--- What is needed ---
Work out how many lines in the data that follows contain "name". Write nothing but the number.

Component data from apps and pages:
_ _ _ _

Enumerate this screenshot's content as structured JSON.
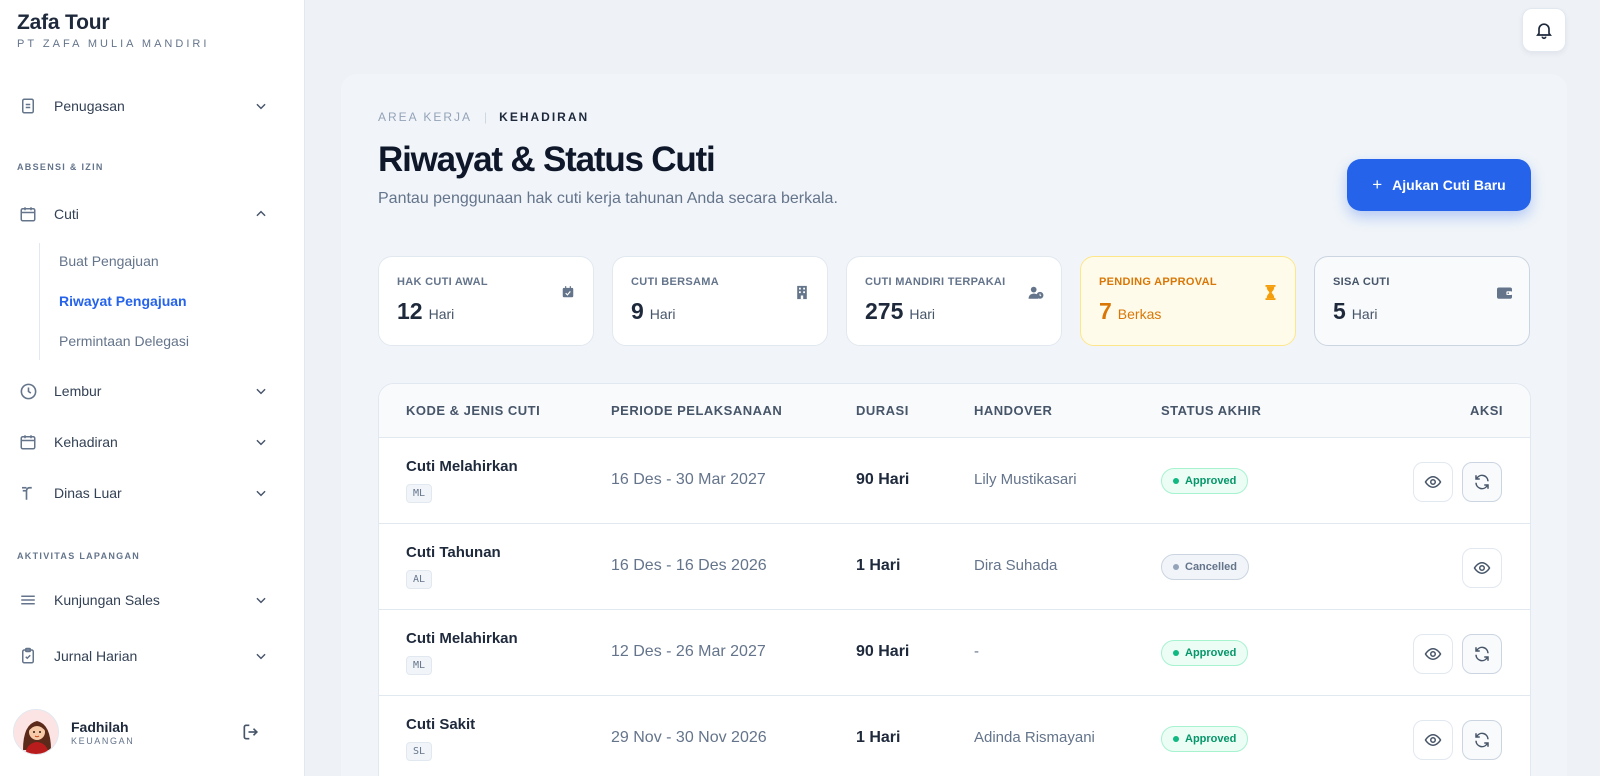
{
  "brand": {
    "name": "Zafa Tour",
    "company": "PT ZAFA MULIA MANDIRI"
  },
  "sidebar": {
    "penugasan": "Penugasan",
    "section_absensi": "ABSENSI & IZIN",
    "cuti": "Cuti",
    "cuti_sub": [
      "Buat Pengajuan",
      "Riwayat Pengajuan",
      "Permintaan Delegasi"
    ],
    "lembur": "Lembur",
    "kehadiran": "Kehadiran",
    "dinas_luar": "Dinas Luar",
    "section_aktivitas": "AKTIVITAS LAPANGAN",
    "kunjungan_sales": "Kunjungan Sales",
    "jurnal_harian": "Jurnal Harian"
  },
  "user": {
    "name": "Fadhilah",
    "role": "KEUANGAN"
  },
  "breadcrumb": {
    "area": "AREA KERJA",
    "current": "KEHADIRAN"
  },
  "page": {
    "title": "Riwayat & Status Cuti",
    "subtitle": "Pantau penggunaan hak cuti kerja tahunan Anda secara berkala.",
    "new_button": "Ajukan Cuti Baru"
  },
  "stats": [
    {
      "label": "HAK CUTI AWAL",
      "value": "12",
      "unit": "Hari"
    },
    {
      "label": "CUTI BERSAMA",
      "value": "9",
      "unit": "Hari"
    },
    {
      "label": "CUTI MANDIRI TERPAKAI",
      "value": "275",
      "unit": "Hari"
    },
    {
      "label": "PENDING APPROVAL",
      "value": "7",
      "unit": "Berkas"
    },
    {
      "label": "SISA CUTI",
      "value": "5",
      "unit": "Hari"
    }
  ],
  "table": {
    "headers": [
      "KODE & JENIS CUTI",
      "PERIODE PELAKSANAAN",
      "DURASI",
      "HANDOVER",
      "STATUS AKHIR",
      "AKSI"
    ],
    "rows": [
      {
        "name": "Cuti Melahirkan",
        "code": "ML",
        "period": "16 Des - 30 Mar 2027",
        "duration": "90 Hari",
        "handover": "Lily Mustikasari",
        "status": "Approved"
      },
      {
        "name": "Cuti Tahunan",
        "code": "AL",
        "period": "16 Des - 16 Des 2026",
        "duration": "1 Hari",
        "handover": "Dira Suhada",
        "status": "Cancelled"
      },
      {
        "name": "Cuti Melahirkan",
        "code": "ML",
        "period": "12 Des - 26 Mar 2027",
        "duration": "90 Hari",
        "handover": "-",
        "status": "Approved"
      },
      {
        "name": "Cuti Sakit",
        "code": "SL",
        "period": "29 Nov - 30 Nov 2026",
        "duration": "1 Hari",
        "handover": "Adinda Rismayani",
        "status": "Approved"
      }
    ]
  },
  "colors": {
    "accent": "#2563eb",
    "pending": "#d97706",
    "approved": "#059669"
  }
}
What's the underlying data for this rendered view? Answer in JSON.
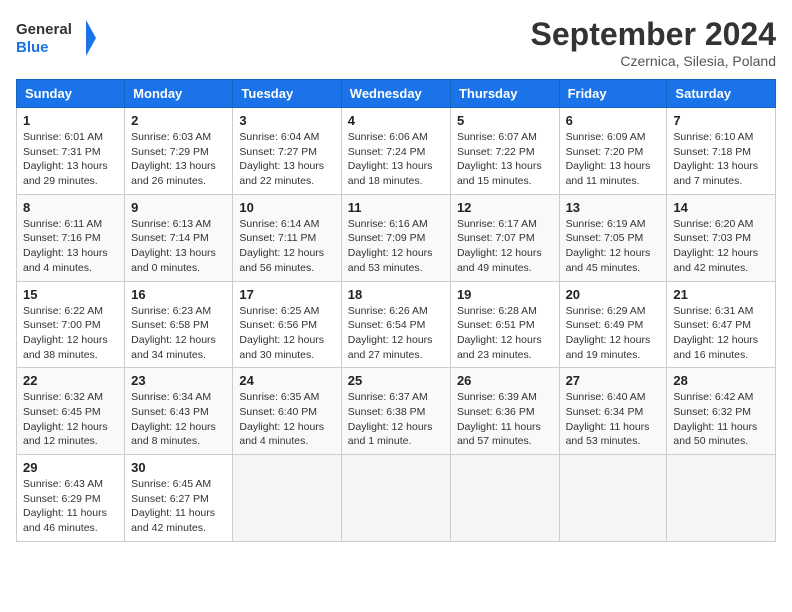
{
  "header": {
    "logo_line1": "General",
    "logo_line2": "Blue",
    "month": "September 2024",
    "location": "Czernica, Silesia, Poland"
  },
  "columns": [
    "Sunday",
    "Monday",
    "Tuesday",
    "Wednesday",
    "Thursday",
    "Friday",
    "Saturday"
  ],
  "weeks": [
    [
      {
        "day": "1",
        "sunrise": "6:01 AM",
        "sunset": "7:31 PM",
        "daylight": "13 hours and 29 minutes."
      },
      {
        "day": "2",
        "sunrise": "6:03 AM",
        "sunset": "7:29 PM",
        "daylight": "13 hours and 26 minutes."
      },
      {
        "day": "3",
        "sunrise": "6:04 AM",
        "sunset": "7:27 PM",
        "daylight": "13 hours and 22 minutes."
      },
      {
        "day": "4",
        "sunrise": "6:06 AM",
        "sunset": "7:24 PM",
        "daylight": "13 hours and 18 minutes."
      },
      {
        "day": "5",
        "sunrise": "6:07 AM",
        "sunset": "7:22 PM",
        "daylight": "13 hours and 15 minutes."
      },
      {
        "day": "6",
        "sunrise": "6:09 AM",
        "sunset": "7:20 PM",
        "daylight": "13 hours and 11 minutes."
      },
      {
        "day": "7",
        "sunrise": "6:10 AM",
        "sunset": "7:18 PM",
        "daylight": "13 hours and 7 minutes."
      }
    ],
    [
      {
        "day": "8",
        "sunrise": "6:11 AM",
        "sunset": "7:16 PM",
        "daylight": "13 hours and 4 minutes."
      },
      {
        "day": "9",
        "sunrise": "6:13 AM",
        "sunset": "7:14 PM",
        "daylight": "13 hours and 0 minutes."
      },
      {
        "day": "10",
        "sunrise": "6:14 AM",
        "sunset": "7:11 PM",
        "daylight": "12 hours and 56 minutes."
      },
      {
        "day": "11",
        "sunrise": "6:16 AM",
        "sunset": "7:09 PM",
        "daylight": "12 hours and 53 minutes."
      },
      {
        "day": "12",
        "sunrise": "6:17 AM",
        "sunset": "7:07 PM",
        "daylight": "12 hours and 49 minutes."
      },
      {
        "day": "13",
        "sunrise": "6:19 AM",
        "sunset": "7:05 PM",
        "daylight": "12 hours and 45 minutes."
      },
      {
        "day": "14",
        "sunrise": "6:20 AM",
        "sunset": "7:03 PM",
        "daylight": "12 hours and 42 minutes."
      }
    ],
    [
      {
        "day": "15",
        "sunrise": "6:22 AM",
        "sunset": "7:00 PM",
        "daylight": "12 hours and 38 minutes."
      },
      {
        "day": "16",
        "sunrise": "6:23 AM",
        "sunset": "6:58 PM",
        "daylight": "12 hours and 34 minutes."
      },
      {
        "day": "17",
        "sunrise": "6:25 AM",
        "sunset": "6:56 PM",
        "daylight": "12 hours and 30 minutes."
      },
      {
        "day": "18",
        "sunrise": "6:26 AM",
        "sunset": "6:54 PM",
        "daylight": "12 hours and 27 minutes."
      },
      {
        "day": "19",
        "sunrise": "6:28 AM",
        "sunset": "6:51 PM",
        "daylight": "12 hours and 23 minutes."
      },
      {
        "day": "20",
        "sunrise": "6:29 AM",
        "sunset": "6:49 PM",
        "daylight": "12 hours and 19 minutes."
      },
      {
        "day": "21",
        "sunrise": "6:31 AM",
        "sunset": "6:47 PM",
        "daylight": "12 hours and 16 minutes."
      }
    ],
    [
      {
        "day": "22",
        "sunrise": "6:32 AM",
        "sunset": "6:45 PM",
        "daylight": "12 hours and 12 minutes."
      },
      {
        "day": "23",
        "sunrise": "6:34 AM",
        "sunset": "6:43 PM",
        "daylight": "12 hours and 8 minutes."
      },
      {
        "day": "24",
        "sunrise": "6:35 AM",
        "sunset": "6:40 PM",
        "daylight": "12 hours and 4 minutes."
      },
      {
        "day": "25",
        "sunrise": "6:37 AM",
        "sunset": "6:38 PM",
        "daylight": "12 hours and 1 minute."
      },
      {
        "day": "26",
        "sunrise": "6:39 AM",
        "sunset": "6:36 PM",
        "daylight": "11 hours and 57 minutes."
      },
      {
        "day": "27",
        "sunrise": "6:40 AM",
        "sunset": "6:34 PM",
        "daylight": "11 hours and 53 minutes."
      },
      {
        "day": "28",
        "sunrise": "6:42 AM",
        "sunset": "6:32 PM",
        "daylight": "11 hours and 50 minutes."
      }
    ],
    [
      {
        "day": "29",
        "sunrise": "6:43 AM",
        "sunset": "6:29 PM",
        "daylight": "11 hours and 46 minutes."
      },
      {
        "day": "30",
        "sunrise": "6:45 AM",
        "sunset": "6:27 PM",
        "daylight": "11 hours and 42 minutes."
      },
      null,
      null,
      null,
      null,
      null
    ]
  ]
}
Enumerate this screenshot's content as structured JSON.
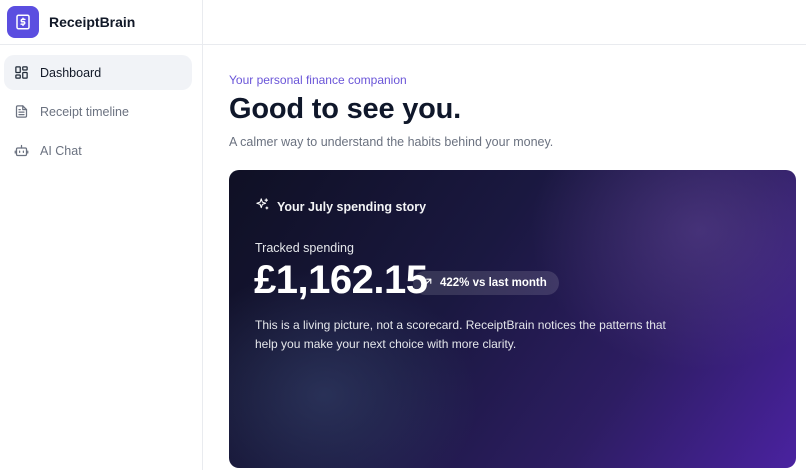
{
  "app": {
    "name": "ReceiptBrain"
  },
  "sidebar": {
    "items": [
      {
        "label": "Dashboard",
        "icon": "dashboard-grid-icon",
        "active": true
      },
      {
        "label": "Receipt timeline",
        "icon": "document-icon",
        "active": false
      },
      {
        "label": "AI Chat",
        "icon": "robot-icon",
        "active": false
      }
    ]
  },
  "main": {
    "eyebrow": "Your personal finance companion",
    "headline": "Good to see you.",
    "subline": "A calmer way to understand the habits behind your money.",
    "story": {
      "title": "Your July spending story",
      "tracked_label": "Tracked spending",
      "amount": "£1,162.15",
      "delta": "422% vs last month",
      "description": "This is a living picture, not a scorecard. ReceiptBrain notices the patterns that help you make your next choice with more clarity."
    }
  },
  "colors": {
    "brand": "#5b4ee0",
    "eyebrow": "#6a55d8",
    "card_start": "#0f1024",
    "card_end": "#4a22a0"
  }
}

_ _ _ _

--- Task output ---
7